◆ Task objective
Repeat, word for word, all the data that follows, and exclude the pictures.

(Collection entries)
....................

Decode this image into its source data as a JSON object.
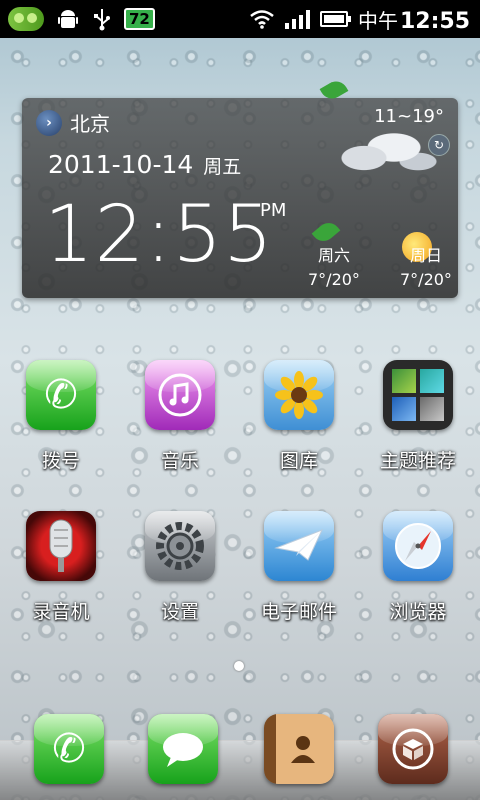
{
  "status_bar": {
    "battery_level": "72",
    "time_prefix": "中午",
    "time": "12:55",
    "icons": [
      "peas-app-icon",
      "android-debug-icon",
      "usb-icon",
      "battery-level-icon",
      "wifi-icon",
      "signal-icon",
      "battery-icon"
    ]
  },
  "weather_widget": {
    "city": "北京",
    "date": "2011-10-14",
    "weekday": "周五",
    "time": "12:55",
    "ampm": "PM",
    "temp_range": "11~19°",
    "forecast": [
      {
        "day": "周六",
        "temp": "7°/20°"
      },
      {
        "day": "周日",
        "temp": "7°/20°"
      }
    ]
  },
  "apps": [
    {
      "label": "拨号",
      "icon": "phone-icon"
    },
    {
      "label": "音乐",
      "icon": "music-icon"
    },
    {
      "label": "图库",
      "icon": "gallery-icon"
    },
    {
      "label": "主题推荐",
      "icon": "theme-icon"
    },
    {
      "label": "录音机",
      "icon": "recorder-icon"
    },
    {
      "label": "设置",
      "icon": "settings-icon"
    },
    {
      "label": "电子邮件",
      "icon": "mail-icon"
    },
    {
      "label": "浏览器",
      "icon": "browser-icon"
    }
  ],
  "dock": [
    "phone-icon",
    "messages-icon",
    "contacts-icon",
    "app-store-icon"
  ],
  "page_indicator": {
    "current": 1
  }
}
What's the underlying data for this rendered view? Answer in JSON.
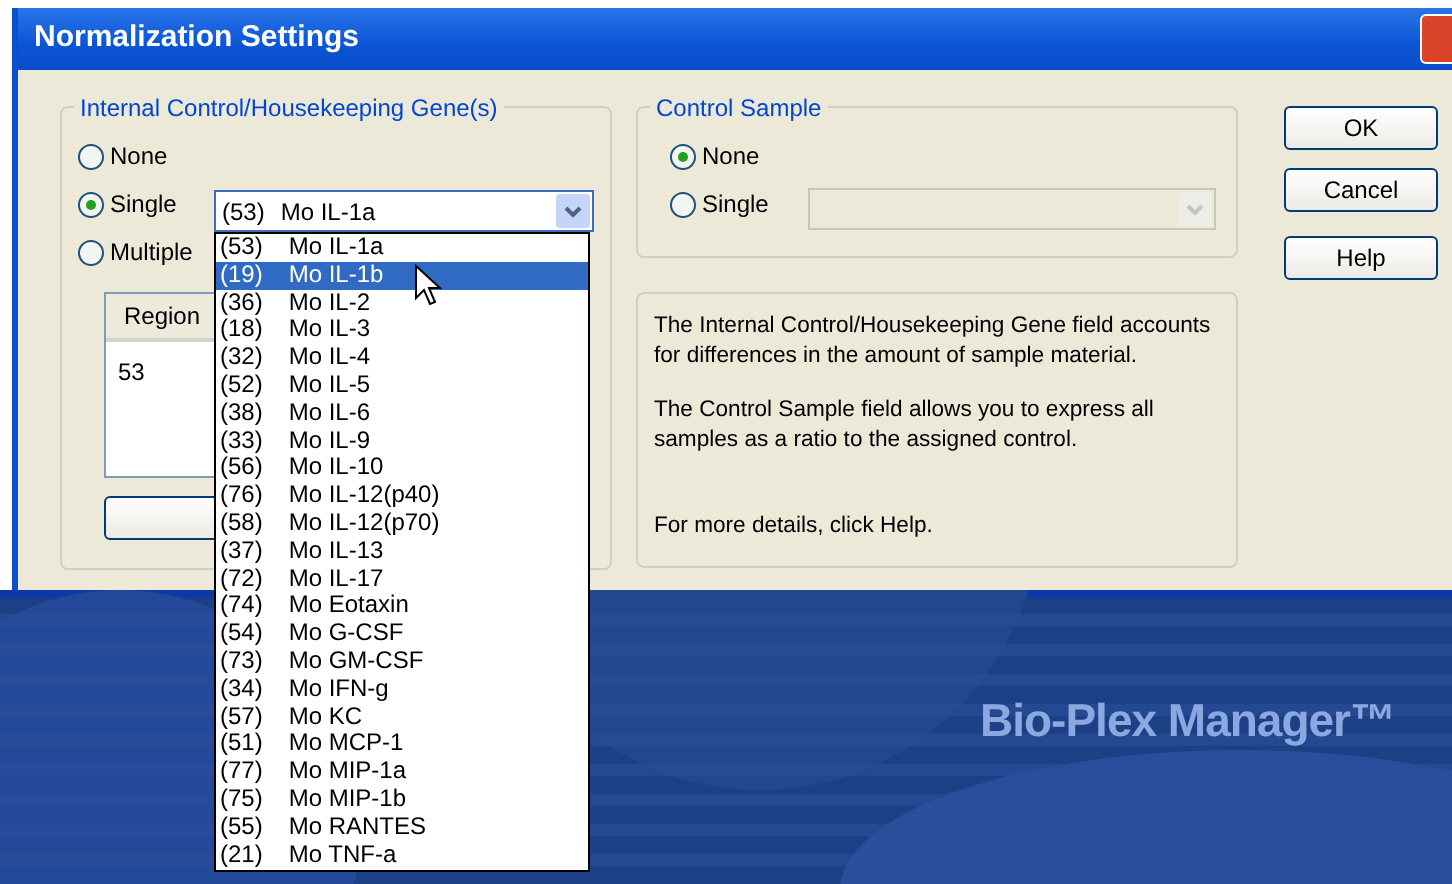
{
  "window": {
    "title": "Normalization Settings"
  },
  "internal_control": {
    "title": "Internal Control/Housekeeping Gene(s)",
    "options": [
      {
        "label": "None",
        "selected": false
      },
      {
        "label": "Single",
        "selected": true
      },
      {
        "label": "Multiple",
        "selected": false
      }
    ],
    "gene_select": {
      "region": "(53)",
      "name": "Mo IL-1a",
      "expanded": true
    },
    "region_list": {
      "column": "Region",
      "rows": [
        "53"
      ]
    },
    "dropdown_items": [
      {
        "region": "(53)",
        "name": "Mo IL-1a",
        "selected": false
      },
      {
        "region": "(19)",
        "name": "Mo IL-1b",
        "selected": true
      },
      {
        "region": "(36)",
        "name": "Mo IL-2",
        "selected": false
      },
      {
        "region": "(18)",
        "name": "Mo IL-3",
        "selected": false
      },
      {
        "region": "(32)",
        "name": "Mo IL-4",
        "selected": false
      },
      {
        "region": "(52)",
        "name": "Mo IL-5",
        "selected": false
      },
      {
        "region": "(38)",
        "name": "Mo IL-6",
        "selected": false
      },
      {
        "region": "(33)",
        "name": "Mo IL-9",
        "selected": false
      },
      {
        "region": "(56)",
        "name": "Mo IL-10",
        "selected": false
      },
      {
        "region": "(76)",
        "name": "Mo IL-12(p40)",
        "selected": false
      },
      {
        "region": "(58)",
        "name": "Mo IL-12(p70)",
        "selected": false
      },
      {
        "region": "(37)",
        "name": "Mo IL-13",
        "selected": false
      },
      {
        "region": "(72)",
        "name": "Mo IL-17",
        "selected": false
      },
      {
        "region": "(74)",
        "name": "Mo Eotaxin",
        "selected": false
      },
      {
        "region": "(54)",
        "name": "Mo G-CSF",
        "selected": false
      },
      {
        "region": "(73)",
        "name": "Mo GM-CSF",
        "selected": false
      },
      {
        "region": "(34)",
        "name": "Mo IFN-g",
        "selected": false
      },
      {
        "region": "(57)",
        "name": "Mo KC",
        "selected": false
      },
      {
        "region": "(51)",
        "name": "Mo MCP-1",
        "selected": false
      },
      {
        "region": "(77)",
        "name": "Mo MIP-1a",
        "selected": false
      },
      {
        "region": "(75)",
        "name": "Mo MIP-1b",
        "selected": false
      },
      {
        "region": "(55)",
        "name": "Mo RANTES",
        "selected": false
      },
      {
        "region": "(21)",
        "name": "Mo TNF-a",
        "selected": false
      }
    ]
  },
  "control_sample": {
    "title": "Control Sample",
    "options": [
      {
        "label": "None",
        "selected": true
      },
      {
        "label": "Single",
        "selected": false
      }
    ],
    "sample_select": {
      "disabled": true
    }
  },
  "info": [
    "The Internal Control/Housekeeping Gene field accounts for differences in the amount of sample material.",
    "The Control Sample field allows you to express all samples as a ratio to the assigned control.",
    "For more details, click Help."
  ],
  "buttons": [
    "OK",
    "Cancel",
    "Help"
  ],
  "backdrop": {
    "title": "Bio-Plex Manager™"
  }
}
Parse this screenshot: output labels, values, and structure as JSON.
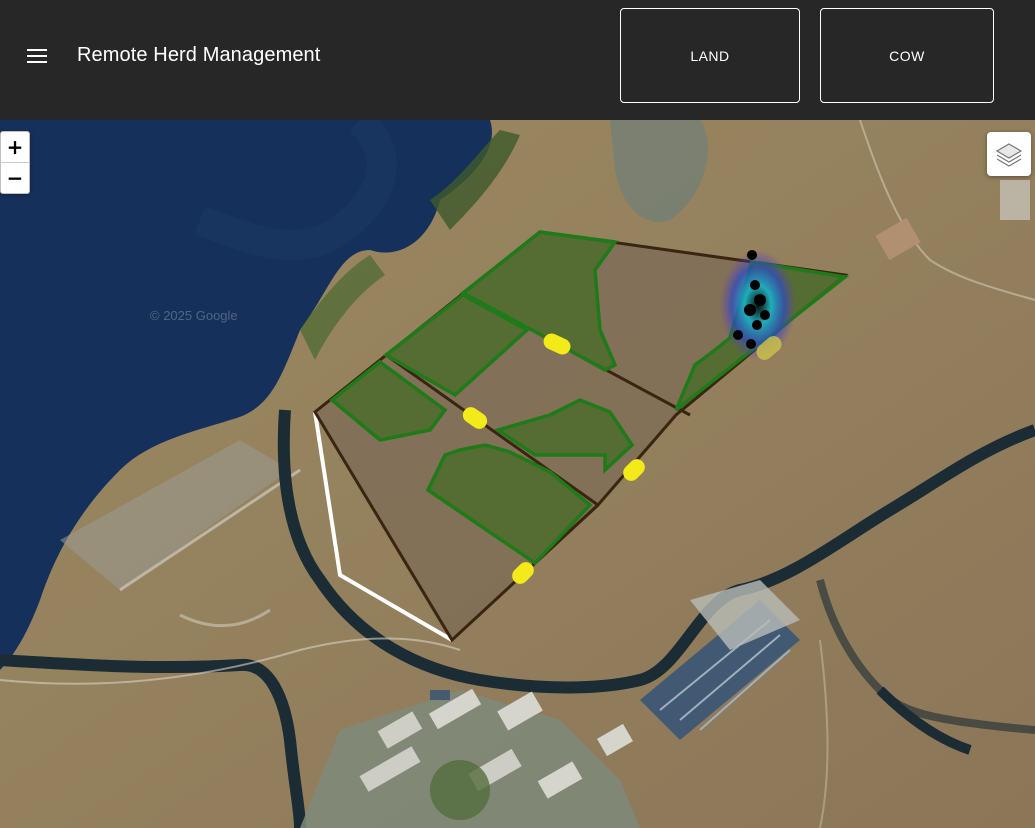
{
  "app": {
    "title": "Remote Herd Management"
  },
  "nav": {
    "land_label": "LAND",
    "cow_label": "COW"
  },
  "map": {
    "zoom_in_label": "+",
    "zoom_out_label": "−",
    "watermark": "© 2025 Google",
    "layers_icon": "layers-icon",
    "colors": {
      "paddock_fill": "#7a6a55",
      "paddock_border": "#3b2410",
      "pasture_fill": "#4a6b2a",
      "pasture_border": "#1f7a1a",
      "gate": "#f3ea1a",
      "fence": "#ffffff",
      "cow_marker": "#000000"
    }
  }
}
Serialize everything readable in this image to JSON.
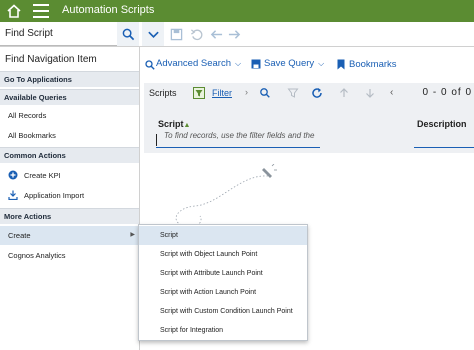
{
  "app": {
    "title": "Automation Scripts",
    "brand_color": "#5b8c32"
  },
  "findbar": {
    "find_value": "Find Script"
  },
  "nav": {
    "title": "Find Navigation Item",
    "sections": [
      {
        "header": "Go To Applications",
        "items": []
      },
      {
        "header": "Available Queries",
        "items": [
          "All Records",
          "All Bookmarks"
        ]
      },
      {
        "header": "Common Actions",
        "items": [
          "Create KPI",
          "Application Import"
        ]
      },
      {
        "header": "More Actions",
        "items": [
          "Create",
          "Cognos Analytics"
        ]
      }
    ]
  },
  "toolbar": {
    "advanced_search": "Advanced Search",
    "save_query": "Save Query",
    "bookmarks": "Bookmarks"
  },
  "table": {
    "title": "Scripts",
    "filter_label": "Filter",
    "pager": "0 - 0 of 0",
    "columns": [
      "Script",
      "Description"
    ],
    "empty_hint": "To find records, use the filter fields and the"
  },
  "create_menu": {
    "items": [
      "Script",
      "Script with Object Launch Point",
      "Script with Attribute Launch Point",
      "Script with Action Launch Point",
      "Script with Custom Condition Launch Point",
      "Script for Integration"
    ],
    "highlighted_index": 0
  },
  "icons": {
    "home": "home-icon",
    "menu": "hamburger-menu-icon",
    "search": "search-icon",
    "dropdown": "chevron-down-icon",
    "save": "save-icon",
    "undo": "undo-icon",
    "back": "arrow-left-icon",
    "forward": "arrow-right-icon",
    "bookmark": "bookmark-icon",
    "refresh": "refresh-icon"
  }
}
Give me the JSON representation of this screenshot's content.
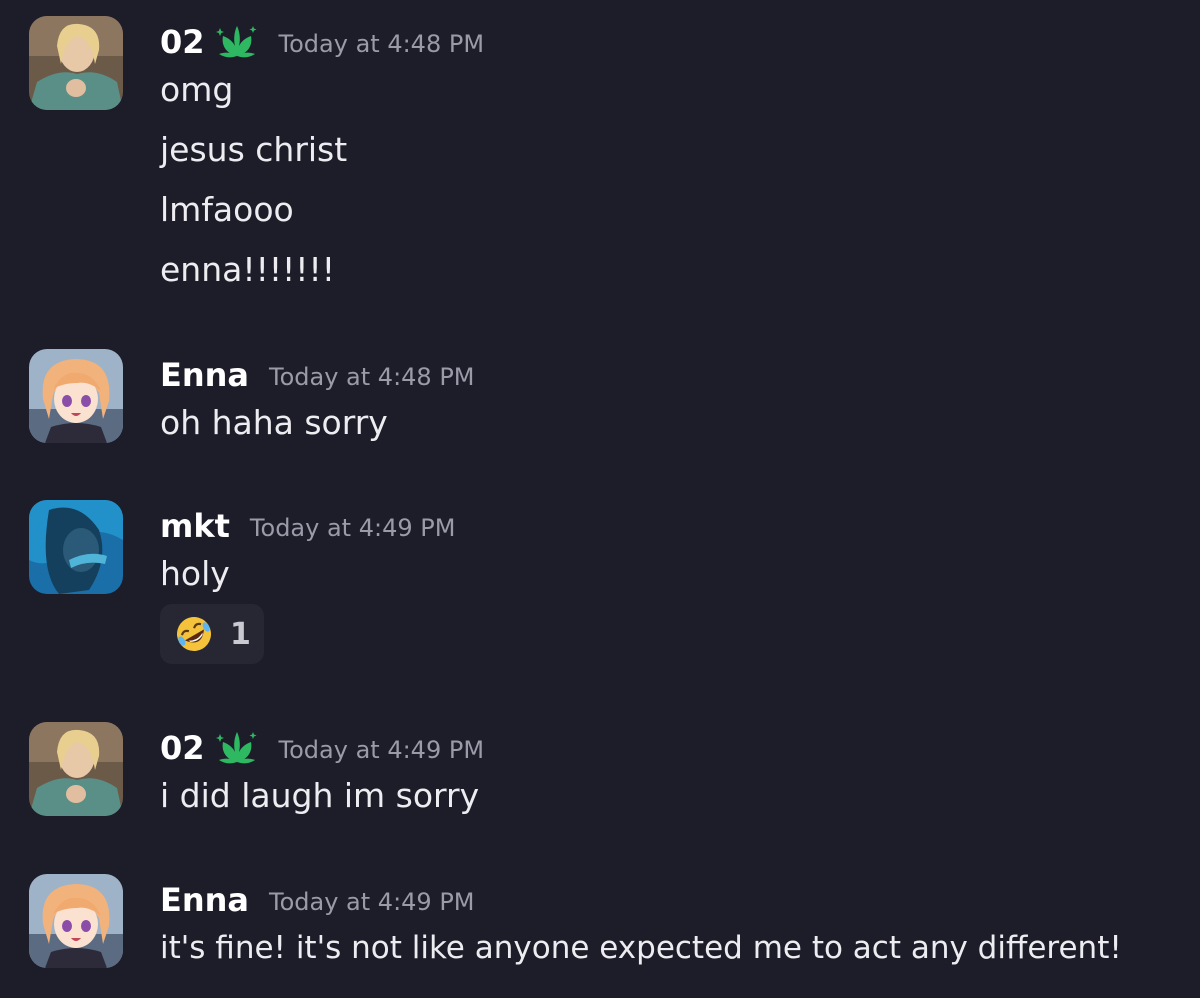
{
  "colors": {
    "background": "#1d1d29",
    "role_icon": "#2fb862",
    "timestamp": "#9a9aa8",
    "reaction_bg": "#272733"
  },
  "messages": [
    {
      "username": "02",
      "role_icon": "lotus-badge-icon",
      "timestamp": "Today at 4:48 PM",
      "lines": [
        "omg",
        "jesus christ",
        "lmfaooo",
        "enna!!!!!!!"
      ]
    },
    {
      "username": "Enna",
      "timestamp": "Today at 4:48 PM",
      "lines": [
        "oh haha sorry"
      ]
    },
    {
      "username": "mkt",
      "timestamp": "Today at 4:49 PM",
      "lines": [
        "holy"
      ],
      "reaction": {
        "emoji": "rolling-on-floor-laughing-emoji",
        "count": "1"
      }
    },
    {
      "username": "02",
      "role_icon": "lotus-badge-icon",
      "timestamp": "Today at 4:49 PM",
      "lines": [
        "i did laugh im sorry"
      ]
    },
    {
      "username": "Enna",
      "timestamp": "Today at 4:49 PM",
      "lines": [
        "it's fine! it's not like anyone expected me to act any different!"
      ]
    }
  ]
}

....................

◆ Answer area
Decode this image into its source data as a JSON object.
{
  "status_bar": {
    "battery_level": "72",
    "time_prefix": "中午",
    "time": "12:55",
    "icons": [
      "peas-app-icon",
      "android-debug-icon",
      "usb-icon",
      "battery-level-icon",
      "wifi-icon",
      "signal-icon",
      "battery-icon"
    ]
  },
  "weather_widget": {
    "city": "北京",
    "date": "2011-10-14",
    "weekday": "周五",
    "time": "12:55",
    "ampm": "PM",
    "temp_range": "11~19°",
    "forecast": [
      {
        "day": "周六",
        "temp": "7°/20°"
      },
      {
        "day": "周日",
        "temp": "7°/20°"
      }
    ]
  },
  "apps": [
    {
      "label": "拨号",
      "icon": "phone-icon"
    },
    {
      "label": "音乐",
      "icon": "music-icon"
    },
    {
      "label": "图库",
      "icon": "gallery-icon"
    },
    {
      "label": "主题推荐",
      "icon": "theme-icon"
    },
    {
      "label": "录音机",
      "icon": "recorder-icon"
    },
    {
      "label": "设置",
      "icon": "settings-icon"
    },
    {
      "label": "电子邮件",
      "icon": "mail-icon"
    },
    {
      "label": "浏览器",
      "icon": "browser-icon"
    }
  ],
  "dock": [
    "phone-icon",
    "messages-icon",
    "contacts-icon",
    "app-store-icon"
  ],
  "page_indicator": {
    "current": 1
  }
}
What's the underlying data for this rendered view? Answer in JSON.
{
  "window": {
    "title": "Normalization Settings"
  },
  "internal_control": {
    "title": "Internal Control/Housekeeping Gene(s)",
    "options": [
      {
        "label": "None",
        "selected": false
      },
      {
        "label": "Single",
        "selected": true
      },
      {
        "label": "Multiple",
        "selected": false
      }
    ],
    "gene_select": {
      "region": "(53)",
      "name": "Mo IL-1a",
      "expanded": true
    },
    "region_list": {
      "column": "Region",
      "rows": [
        "53"
      ]
    },
    "dropdown_items": [
      {
        "region": "(53)",
        "name": "Mo IL-1a",
        "selected": false
      },
      {
        "region": "(19)",
        "name": "Mo IL-1b",
        "selected": true
      },
      {
        "region": "(36)",
        "name": "Mo IL-2",
        "selected": false
      },
      {
        "region": "(18)",
        "name": "Mo IL-3",
        "selected": false
      },
      {
        "region": "(32)",
        "name": "Mo IL-4",
        "selected": false
      },
      {
        "region": "(52)",
        "name": "Mo IL-5",
        "selected": false
      },
      {
        "region": "(38)",
        "name": "Mo IL-6",
        "selected": false
      },
      {
        "region": "(33)",
        "name": "Mo IL-9",
        "selected": false
      },
      {
        "region": "(56)",
        "name": "Mo IL-10",
        "selected": false
      },
      {
        "region": "(76)",
        "name": "Mo IL-12(p40)",
        "selected": false
      },
      {
        "region": "(58)",
        "name": "Mo IL-12(p70)",
        "selected": false
      },
      {
        "region": "(37)",
        "name": "Mo IL-13",
        "selected": false
      },
      {
        "region": "(72)",
        "name": "Mo IL-17",
        "selected": false
      },
      {
        "region": "(74)",
        "name": "Mo Eotaxin",
        "selected": false
      },
      {
        "region": "(54)",
        "name": "Mo G-CSF",
        "selected": false
      },
      {
        "region": "(73)",
        "name": "Mo GM-CSF",
        "selected": false
      },
      {
        "region": "(34)",
        "name": "Mo IFN-g",
        "selected": false
      },
      {
        "region": "(57)",
        "name": "Mo KC",
        "selected": false
      },
      {
        "region": "(51)",
        "name": "Mo MCP-1",
        "selected": false
      },
      {
        "region": "(77)",
        "name": "Mo MIP-1a",
        "selected": false
      },
      {
        "region": "(75)",
        "name": "Mo MIP-1b",
        "selected": false
      },
      {
        "region": "(55)",
        "name": "Mo RANTES",
        "selected": false
      },
      {
        "region": "(21)",
        "name": "Mo TNF-a",
        "selected": false
      }
    ]
  },
  "control_sample": {
    "title": "Control Sample",
    "options": [
      {
        "label": "None",
        "selected": true
      },
      {
        "label": "Single",
        "selected": false
      }
    ],
    "sample_select": {
      "disabled": true
    }
  },
  "info": [
    "The Internal Control/Housekeeping Gene field accounts for differences in the amount of sample material.",
    "The Control Sample field allows you to express all samples as a ratio to the assigned control.",
    "For more details, click Help."
  ],
  "buttons": [
    "OK",
    "Cancel",
    "Help"
  ],
  "backdrop": {
    "title": "Bio-Plex Manager™"
  }
}
Parse this screenshot: output labels, values, and structure as JSON.
{
  "app": {
    "title": "Remote Herd Management"
  },
  "nav": {
    "land_label": "LAND",
    "cow_label": "COW"
  },
  "map": {
    "zoom_in_label": "+",
    "zoom_out_label": "−",
    "watermark": "© 2025 Google",
    "layers_icon": "layers-icon",
    "colors": {
      "paddock_fill": "#7a6a55",
      "paddock_border": "#3b2410",
      "pasture_fill": "#4a6b2a",
      "pasture_border": "#1f7a1a",
      "gate": "#f3ea1a",
      "fence": "#ffffff",
      "cow_marker": "#000000"
    }
  }
}
Serialize everything readable in this image to JSON.
{
  "app": {
    "title": "Automation Scripts",
    "brand_color": "#5b8c32"
  },
  "findbar": {
    "find_value": "Find Script"
  },
  "nav": {
    "title": "Find Navigation Item",
    "sections": [
      {
        "header": "Go To Applications",
        "items": []
      },
      {
        "header": "Available Queries",
        "items": [
          "All Records",
          "All Bookmarks"
        ]
      },
      {
        "header": "Common Actions",
        "items": [
          "Create KPI",
          "Application Import"
        ]
      },
      {
        "header": "More Actions",
        "items": [
          "Create",
          "Cognos Analytics"
        ]
      }
    ]
  },
  "toolbar": {
    "advanced_search": "Advanced Search",
    "save_query": "Save Query",
    "bookmarks": "Bookmarks"
  },
  "table": {
    "title": "Scripts",
    "filter_label": "Filter",
    "pager": "0 - 0 of 0",
    "columns": [
      "Script",
      "Description"
    ],
    "empty_hint": "To find records, use the filter fields and the"
  },
  "create_menu": {
    "items": [
      "Script",
      "Script with Object Launch Point",
      "Script with Attribute Launch Point",
      "Script with Action Launch Point",
      "Script with Custom Condition Launch Point",
      "Script for Integration"
    ],
    "highlighted_index": 0
  },
  "icons": {
    "home": "home-icon",
    "menu": "hamburger-menu-icon",
    "search": "search-icon",
    "dropdown": "chevron-down-icon",
    "save": "save-icon",
    "undo": "undo-icon",
    "back": "arrow-left-icon",
    "forward": "arrow-right-icon",
    "bookmark": "bookmark-icon",
    "refresh": "refresh-icon"
  }
}
Give me the JSON representation of this screenshot's content.
{
  "colors": {
    "background": "#1d1d29",
    "role_icon": "#2fb862",
    "timestamp": "#9a9aa8",
    "reaction_bg": "#272733"
  },
  "messages": [
    {
      "username": "02",
      "role_icon": "lotus-badge-icon",
      "timestamp": "Today at 4:48 PM",
      "lines": [
        "omg",
        "jesus christ",
        "lmfaooo",
        "enna!!!!!!!"
      ]
    },
    {
      "username": "Enna",
      "timestamp": "Today at 4:48 PM",
      "lines": [
        "oh haha sorry"
      ]
    },
    {
      "username": "mkt",
      "timestamp": "Today at 4:49 PM",
      "lines": [
        "holy"
      ],
      "reaction": {
        "emoji": "rolling-on-floor-laughing-emoji",
        "count": "1"
      }
    },
    {
      "username": "02",
      "role_icon": "lotus-badge-icon",
      "timestamp": "Today at 4:49 PM",
      "lines": [
        "i did laugh im sorry"
      ]
    },
    {
      "username": "Enna",
      "timestamp": "Today at 4:49 PM",
      "lines": [
        "it's fine! it's not like anyone expected me to act any different!"
      ]
    }
  ]
}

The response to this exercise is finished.